5 May 2018

Parquet Courts talk DIY, Dangermouse and Opposite Sex

From RNZ Music, 2:05 pm on 5 May 2018

Andrew Savage of punk band Parquet Courts speaks about recording their album with pop producer Danger Mouse, and his connections to New Zealand band Opposite Sex.

Parquet Courts

Parquet Courts Photo: Ebru Ildiz

In Brooklyn city in 2010 Andrew Savage formed a band called Parquet Courts with his brother Max, Sean Yeaton and Austin Brown. With a firm DIY aesthetic and a history of playing house parties, they released their first album on cassette only and have released at least an album or EP every year since they started.

Read Nick Bollinger's review of Parquet Courts 2016 album 'Human Performance' here

They record all their own records, release them on their own boutique record label and Andrew does all the art for the band.

They’re so do-it-yourself their band doesn’t have a Facebook page.

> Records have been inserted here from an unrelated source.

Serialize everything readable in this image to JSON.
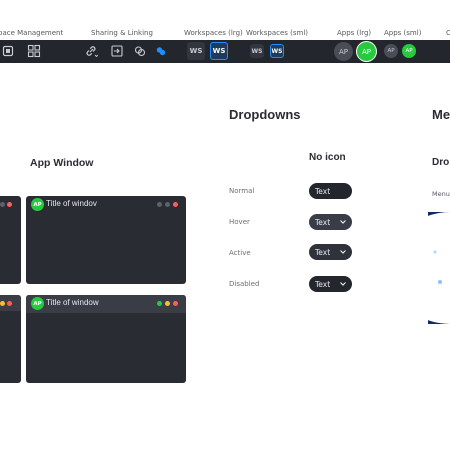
{
  "top_labels": {
    "space_mgmt": "pace Management",
    "sharing": "Sharing & Linking",
    "ws_lrg": "Workspaces (lrg)",
    "ws_sml": "Workspaces (sml)",
    "apps_lrg": "Apps (lrg)",
    "apps_sml": "Apps (sml)",
    "cut": "C"
  },
  "toolbar": {
    "ws_lrg": [
      "WS",
      "WS"
    ],
    "ws_sml": [
      "WS",
      "WS"
    ],
    "apps_lrg": [
      "AP",
      "AP"
    ],
    "apps_sml": [
      "AP",
      "AP"
    ],
    "accent": "#1f8fff",
    "green": "#27c93f"
  },
  "sections": {
    "app_window": "App Window",
    "dropdowns": "Dropdowns",
    "no_icon": "No icon",
    "menu_cut": "Me",
    "dro_cut": "Dro",
    "menu_label": "Menu"
  },
  "windows": [
    {
      "avatar": "AP",
      "title": "Title of windov",
      "active": false
    },
    {
      "avatar": "AP",
      "title": "Title of window",
      "active": true
    }
  ],
  "dropdowns": [
    {
      "state": "Normal",
      "value": "Text"
    },
    {
      "state": "Hover",
      "value": "Text"
    },
    {
      "state": "Active",
      "value": "Text"
    },
    {
      "state": "Disabled",
      "value": "Text"
    }
  ]
}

They combine dense lyrical content, relentlessly shouted in unison by multiple band members, with repetitive riffs and rhythmic interplay between instruments. It’s clever, but simple, straight up-house-party rock and roll.

Their new album Wide Awake comes with a 16 page booklet of art accompanying the vinyl and was produced by Brian Burton, aka Danger Mouse, a giant in pop music production. He's produced albums for Gorillaz, Sparklehorse, Black Keys and Beck, and co-written albums as part of Dangerdoom, Gnarls Barkley and Broken Bells. It's a seemingly an odd fit for Parquet Courts, but as Andrew Savage explains they had a lot to offer each other.

"The way that Brian worked with us was different from the way he works with pop bands, because I think he's still very much a fan of music. And I hope this comparison wouldn't offend him, but just like an actor would do maybe a Hollywood blockbuster and then go work on an indie film."

Danger Mouse (Brian Burton) playing with Broken Bells in 2010

Danger Mouse (Brian Burton) playing with Broken Bells in 2010 Photo: Creative commons/Musicisentropy

Burton made the approach to the band, and unfamiliar with his work they spent some time sussing him out. They got on, and Parquet Courts subsequently postponed their scheduled studio time so that he could be on board. 

"He was in for something different, I would assume. I think he definitely got that. From the very first, we were just kinda like - 'look, we're not gonna be a top-40 band, it would be a fool's errand to want us to be that kind of band', I just want you to know, before we go into a studio together.' And he was like 'yeah I know, that's not what I'm after here.'" 

While Burton adds polish and widens their musical palette, they don't dilute any of the socio-political messages they've become known for. 

For example 'Violence' comes with the refrain 'violence is daily life' - which Savage laments is a true statement about the commonplace violence in America.   

"It's become so normal that it's kind of hard to have an emotional reaction to it. And that's sad, and also pretty scary that it's being normalised in that way. And that when I hear about these massive tragedies, it is scary that I don't have an emotional reaction to it. So that's what the purpose of the song is, to allow the band to have that reaction."  

Over eight years they have developed a reputation for energetic live shows and have extensively toured the world. The last time they were in New Zealand they played four dates over North and South Island. They have become champions for bands such as Dunedin's Opposite Sex, who they met as one of their support bands. 

"It was one of those experiences that is becoming increasingly rare for me, where you go and you see a band that you have absolutely no knowledge or context for, and they end up just blowing you away, blindly."

About a year later, in 2016 Savage released the Opposite Sex record Hamlet  on his label Dull Tools, and reckons he'll probably do their forthcoming album too. 

Parquet Courts - Wide Awake is out May 18